■ **Instructions to follow**
Work through the entries below and show every line in which "MANAGEMENT" is found.

#####

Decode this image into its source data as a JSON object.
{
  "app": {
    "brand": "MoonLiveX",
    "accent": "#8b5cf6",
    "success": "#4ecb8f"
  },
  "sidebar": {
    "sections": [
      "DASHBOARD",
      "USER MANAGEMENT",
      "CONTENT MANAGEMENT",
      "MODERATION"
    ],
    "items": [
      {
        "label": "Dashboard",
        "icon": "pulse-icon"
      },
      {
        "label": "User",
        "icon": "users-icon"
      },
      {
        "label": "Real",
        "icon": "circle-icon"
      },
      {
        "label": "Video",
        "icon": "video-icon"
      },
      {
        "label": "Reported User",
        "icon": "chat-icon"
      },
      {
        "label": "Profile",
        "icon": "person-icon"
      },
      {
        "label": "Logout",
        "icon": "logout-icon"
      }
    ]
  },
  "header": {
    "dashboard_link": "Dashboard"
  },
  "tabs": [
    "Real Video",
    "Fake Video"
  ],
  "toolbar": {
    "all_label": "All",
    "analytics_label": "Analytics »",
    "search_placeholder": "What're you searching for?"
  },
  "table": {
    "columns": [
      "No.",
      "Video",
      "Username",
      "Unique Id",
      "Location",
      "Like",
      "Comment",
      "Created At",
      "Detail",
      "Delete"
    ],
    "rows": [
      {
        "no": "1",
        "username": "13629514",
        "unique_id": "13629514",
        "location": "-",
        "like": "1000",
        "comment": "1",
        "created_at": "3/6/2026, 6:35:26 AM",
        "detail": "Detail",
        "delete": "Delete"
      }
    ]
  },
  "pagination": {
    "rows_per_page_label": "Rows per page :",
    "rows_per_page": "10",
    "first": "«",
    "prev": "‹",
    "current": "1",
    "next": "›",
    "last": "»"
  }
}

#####

■ **Result of this task**
      "USER MANAGEMENT",
      "CONTENT MANAGEMENT",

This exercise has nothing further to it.